Don't worry about Japan. They are a resilient people and will be just fine. But the global equity markets are overvalued by 25% to 30%. When I first heard this take of Grantham Mayo's Ben Inker on the nuclear disaster, I raised my eyebrows.
The meltdown at the Fukushima Daiichi nuclear plant has prompted many commentators to plant their feet firmly in their mouths. Witness CNBC's Larry Kudlow who put it all in perspective last Friday by noting that while it is a human tragedy, at least the U.S. equity market was up that day. That didn't last long. Another commentator in our office believes the whole disaster is being sensationalized by the liberal media hawking its anti-nuclear-power agenda. Really? Does he include Matt Drudge, who together with ABC News, is having a field day with the disaster, in the liberal media?
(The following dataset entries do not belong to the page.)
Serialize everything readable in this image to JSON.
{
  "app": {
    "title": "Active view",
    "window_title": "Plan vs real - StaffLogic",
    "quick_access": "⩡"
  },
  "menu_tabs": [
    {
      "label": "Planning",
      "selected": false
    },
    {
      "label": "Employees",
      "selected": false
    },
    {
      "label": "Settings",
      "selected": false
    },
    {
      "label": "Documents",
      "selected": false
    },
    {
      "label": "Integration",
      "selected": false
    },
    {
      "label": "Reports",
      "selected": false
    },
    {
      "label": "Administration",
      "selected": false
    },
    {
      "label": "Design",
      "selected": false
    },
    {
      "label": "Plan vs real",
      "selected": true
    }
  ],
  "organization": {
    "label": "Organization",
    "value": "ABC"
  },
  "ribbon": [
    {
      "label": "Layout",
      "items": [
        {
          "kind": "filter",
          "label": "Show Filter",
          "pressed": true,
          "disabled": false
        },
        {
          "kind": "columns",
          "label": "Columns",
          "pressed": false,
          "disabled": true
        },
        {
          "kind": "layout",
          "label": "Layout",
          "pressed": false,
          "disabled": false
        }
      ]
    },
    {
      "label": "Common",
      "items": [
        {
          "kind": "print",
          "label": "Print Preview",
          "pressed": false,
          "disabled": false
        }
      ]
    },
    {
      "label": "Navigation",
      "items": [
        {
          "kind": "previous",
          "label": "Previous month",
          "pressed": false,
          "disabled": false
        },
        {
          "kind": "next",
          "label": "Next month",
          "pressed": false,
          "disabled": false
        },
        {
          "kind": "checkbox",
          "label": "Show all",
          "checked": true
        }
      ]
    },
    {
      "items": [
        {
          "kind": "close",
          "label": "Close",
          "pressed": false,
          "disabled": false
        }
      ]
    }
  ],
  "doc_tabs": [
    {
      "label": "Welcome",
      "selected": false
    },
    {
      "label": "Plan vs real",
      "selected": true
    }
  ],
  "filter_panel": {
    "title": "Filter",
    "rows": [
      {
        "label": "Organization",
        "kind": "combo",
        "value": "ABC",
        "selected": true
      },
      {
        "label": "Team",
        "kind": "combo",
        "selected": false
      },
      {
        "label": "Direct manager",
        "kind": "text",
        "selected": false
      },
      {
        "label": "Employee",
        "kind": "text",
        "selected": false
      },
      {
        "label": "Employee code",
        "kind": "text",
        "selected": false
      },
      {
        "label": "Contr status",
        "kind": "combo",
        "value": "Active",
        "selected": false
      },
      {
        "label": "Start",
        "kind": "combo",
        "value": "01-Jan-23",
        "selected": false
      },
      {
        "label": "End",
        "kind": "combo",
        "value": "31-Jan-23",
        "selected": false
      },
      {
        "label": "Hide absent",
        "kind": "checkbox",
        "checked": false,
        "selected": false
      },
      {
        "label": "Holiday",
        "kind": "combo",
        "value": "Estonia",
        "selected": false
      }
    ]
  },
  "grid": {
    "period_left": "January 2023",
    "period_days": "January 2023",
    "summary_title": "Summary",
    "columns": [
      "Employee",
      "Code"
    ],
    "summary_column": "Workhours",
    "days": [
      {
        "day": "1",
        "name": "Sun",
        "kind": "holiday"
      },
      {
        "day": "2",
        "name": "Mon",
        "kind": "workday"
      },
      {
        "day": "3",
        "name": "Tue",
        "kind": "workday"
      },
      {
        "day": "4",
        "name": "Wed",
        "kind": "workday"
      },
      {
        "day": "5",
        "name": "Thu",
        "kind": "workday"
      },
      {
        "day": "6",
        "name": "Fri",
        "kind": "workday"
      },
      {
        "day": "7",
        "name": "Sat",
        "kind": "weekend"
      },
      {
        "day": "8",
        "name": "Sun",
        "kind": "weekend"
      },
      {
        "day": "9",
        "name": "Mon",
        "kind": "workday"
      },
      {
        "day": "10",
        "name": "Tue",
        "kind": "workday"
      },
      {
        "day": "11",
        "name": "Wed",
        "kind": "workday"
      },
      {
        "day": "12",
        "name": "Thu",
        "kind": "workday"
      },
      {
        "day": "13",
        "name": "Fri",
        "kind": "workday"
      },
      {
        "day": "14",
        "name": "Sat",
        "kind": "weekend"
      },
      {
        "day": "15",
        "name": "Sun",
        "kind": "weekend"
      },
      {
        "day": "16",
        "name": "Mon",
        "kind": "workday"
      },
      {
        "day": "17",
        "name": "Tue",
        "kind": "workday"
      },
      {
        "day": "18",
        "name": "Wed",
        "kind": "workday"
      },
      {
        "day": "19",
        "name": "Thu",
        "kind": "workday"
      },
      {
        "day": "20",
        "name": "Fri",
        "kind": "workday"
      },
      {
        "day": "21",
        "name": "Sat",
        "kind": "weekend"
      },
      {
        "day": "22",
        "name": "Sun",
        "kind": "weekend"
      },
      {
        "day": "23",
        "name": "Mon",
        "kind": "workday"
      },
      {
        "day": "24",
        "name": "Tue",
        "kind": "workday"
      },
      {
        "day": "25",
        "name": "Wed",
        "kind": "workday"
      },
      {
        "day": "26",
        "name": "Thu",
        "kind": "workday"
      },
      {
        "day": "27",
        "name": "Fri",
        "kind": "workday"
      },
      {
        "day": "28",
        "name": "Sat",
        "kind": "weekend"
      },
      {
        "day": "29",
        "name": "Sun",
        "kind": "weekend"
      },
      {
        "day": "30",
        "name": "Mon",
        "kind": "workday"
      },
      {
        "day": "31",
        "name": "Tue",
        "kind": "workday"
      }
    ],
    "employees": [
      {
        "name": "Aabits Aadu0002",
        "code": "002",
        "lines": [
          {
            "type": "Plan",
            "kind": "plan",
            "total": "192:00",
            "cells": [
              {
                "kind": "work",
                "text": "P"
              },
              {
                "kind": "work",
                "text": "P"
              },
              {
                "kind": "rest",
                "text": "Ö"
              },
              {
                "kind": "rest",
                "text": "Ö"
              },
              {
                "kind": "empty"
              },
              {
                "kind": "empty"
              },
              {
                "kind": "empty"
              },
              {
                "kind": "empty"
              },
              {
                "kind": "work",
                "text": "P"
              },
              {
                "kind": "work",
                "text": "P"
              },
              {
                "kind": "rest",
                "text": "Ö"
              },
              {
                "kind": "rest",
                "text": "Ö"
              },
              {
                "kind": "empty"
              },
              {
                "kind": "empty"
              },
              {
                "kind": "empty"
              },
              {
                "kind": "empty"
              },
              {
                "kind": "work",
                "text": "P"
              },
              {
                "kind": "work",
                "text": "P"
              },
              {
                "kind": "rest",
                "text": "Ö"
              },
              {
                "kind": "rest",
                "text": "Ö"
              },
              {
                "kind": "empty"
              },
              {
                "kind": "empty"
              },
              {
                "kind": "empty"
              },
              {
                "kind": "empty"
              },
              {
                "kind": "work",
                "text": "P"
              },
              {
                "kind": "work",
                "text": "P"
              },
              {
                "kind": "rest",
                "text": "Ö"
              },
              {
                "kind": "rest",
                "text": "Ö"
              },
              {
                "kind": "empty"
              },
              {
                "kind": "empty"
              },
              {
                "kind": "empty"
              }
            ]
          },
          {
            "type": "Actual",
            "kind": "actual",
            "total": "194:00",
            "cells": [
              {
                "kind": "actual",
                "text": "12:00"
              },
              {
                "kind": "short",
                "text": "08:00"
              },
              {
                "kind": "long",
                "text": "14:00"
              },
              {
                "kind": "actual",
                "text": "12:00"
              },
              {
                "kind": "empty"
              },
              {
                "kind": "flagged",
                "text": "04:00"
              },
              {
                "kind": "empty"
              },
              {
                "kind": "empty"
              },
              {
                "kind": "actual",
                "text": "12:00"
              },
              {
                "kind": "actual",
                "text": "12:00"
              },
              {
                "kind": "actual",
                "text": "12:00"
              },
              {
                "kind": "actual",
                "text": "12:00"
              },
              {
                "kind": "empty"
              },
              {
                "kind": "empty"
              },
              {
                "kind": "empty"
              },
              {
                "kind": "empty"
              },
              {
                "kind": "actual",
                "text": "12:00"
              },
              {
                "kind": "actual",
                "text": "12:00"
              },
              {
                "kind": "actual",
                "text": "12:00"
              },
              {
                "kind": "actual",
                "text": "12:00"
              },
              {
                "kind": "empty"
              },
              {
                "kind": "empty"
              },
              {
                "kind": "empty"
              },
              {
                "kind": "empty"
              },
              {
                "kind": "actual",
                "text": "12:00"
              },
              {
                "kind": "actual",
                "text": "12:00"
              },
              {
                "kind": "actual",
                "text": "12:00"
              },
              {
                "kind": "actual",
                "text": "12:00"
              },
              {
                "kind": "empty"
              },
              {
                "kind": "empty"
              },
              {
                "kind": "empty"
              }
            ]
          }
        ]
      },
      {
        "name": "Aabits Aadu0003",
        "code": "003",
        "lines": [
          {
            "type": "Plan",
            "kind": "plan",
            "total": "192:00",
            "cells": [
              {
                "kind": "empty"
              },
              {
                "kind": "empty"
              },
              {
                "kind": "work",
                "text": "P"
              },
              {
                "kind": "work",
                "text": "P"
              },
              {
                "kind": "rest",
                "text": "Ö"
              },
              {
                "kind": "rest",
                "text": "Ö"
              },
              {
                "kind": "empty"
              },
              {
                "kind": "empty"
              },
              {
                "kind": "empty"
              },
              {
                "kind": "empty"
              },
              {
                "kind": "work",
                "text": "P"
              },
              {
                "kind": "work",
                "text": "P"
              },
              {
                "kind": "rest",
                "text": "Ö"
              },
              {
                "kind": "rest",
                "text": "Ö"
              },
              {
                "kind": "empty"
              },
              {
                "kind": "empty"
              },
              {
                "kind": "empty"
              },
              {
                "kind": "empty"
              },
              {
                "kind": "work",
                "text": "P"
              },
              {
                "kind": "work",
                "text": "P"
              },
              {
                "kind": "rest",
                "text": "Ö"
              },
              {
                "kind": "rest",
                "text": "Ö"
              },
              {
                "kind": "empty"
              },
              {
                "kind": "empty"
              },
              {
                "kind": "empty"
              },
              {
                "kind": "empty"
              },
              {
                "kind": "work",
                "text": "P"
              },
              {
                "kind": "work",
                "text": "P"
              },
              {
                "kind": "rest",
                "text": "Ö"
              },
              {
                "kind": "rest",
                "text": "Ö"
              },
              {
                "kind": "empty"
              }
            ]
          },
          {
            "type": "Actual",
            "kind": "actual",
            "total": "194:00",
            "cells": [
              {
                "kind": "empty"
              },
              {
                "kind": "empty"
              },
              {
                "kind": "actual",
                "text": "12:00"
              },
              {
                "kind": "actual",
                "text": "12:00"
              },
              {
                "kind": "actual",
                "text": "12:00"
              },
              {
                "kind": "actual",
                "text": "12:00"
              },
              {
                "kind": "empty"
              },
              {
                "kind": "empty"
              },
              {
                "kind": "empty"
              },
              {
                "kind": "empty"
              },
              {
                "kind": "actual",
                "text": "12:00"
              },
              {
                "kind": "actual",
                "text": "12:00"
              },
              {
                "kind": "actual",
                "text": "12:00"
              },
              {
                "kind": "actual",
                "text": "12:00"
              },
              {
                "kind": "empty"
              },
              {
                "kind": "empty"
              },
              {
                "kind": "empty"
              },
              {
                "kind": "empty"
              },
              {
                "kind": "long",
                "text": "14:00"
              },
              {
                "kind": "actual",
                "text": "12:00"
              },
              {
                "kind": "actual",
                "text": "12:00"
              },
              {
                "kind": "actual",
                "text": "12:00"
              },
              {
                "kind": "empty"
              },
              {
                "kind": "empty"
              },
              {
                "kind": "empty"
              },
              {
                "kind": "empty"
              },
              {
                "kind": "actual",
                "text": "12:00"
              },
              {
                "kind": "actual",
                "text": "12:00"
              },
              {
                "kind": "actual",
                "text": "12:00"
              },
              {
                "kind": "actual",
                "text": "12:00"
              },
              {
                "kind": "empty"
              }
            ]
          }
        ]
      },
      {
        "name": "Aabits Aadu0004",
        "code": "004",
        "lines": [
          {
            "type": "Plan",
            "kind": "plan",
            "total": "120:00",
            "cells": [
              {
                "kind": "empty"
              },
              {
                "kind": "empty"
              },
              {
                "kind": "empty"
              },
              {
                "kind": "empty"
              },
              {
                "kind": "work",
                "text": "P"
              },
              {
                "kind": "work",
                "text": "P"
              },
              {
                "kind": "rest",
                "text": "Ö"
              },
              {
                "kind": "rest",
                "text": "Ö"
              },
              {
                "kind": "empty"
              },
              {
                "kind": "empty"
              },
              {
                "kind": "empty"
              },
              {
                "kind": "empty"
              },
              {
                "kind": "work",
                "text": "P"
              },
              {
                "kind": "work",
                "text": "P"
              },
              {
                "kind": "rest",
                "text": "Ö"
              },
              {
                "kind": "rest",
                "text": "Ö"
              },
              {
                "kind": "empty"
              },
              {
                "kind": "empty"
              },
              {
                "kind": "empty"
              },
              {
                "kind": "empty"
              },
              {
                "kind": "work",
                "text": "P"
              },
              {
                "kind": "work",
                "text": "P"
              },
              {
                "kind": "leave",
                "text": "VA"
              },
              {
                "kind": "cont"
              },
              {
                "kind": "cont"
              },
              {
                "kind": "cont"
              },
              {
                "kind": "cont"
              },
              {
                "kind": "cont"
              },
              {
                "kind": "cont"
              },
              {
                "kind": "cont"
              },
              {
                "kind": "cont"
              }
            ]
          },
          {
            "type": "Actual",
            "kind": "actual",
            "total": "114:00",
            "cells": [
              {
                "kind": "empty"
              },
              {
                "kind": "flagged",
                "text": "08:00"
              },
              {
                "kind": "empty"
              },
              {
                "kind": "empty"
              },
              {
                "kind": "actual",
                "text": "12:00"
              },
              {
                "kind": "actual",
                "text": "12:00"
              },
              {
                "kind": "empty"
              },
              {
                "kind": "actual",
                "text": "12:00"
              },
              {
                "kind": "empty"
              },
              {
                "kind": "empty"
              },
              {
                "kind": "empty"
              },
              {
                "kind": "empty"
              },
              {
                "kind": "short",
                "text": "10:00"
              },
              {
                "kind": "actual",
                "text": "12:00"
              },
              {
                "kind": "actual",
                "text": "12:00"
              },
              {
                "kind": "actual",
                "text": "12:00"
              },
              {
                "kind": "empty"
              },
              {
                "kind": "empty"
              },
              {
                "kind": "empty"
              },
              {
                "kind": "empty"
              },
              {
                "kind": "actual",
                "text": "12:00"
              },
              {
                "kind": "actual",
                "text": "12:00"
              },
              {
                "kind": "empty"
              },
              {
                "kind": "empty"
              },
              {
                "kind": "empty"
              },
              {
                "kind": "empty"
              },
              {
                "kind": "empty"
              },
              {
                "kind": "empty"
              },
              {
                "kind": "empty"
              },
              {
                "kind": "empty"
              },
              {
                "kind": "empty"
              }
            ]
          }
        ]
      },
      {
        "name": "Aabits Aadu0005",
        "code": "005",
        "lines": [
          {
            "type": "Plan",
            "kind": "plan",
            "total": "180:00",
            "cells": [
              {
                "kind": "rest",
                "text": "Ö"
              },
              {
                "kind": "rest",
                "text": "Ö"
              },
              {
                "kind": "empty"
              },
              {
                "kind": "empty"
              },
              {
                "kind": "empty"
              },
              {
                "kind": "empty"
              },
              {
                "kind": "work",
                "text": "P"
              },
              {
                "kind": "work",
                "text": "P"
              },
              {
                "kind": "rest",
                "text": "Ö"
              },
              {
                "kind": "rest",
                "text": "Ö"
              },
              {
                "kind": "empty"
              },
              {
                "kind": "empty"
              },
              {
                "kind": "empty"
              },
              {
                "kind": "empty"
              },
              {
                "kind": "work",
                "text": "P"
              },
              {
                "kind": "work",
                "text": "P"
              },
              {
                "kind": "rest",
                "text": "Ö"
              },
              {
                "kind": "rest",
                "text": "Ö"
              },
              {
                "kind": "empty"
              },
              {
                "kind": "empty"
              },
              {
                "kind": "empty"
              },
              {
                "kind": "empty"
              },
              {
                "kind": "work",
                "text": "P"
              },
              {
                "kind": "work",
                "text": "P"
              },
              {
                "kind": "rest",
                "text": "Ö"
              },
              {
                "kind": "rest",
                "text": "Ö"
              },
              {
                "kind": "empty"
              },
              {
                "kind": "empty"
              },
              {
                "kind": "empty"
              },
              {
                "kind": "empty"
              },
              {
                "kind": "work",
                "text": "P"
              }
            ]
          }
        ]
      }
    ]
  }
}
To be fair, GMO's Inker believes it is important "to separate the human cost" from the long-term economic cost. "However horrific the human cost, economically, most disasters are hard to spot in the data," Inker, who serves as head of asset allocation at GMO, writes. "GDP does not necessarily fall, and if it does, the bounce-back is usually quite rapid. Given the long duration nature of equities, where the bulk of value comes from the present value of dividends that will be paid ten or more years in the future," GMO doubts the quake will have a long-term material effect on the fair value of Japanese equities.
I hope the brave Japanese engineers sacrificing their lives succeed more than I hope Inker is right. His contention is that there are "excesses from the previous credit boom that have yet to be fully purged from the financial system."
Global equities have "every right to fall significantly, with or without a large unforeseen catalyst," he said. Maybe so, but it seems far too early to reach any conclusions about the impact of this horrible disaster, as Mohammed El-Erian writes.
Before the earthquake, GMO considered Japan to have one of the cheaper stock markets in the developed world, and as Inker notes, it is 20% cheaper now. Then he goes on to acknowledge that Japan may experience inadequate electricity generating capacity for years to come. Who knows what other problems will emerge in the coming weeks.
Other voices in the commentariat have proved equally bizarre. The March 17 New York Times ran an op-ed piece by Waseda University professor Hiroki Azuma saying how the crisis was helping the Japanese people regain the sense of pride they lost after defeat in World War II. Certainly, admirable behavior has been on display there over the last week, but I'm not at all certain that the earthquake and subsequent reconstruction will turn out to be the perfect prescription to jolt this insular nation out of two decades of malaise and stagnation. Right now the problem reminds one of the seemingly endless agony of the BP oil spill or the Iranian hostage crisis, only with a higher human cost. I hope I'm wrong and the optimists are right.